You see it all the time at tour events: A player is a few yards off the green, faced with a delicate shot from a tight lie. The average golfer would likely skull it over the green or chunk it. But the pro nips it cleanly, and the ball lands on the green, skips once and checks up next to the pin.
Chances are, you've been told to use a lot of wrist hinge on these little shots, bringing the club up abruptly on the backswing and then hitting down sharply on the ball. How many times have you heard: Hit down to get the ball up? But I teach a shallower swing. Focus on crisp contact, and let the loft on the club get the ball in the air.
Too much wrist hinge creates too steep an angle and too long a swing. As a result, most amateurs will decelerate through impact out of fear of hitting the ball too far. Think of a wide arc going back, the clubhead staying low to the ground, and firm wrist action. To see this technique on tour, check out Jason Day and Steve Stricker.
The shallow angle of attack that this type of swing produces helps the sole of the club slide under the ball. That means solid contact and more backspin so you can control the rollout. —with Roger Schiffman
LESS WRIST HINGE
Keep the clubhead low to the ground going back by limiting wrist hinge. The shaft stays in line with your wrists and arms (above). You're using a shorter swing, so you need to create speed at impact from another source: the bigger muscles.
Babe Ruth once said: "Small muscles choke; big muscles react." Feel your arms and body rotate through together. A good thought is, Lead shoulder turns back and up through impact (below). That prevents the club from digging and promotes clean contact. Also, let your eyes follow the ball out. Don't keep looking down.

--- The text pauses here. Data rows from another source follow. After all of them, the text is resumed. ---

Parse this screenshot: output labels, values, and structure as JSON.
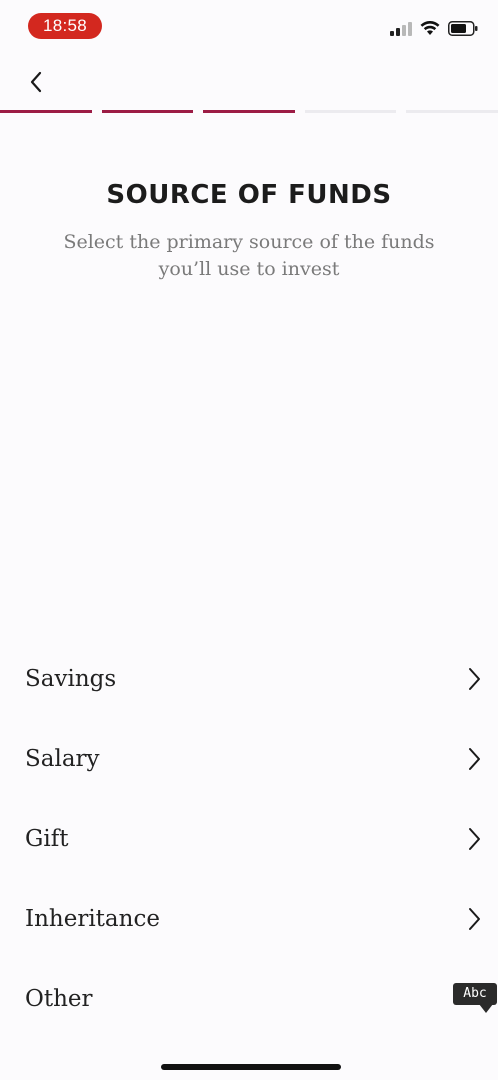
{
  "status_bar": {
    "time": "18:58",
    "time_pill_color": "#d3281f",
    "icons": [
      "signal-icon",
      "wifi-icon",
      "battery-icon"
    ]
  },
  "nav": {
    "back_icon": "chevron-left-icon"
  },
  "progress": {
    "total_steps": 5,
    "completed_steps": 3,
    "filled_color": "#9c1c45",
    "empty_color": "#ecebef"
  },
  "header": {
    "title": "SOURCE OF FUNDS",
    "subtitle_line1": "Select the primary source of the funds",
    "subtitle_line2": "you’ll use to invest"
  },
  "options": [
    {
      "label": "Savings"
    },
    {
      "label": "Salary"
    },
    {
      "label": "Gift"
    },
    {
      "label": "Inheritance"
    },
    {
      "label": "Other"
    }
  ],
  "overlay": {
    "abc_label": "Abc"
  }
}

LOW THROUGH, TOO
The clubhead should remain low to the ground after impact as well (below). Your stance should be narrow, and the feeling through the strike should be a dragging action, not a downward smash. This will help you impart backspin.
Try the Drag Drill. Take your setup, and set the clubhead several inches behind the ball and slightly to the inside. Then drag the club along the ground, into the ball, and to an abbreviated finish. You'll have to use your hips and upper body to rotate through. Hit pitches replicating that body action. You'll see better results fast.
Matt McLean is based at Fishers Island (N.Y.) Club and the Concession Golf Club, Bradenton, Fla.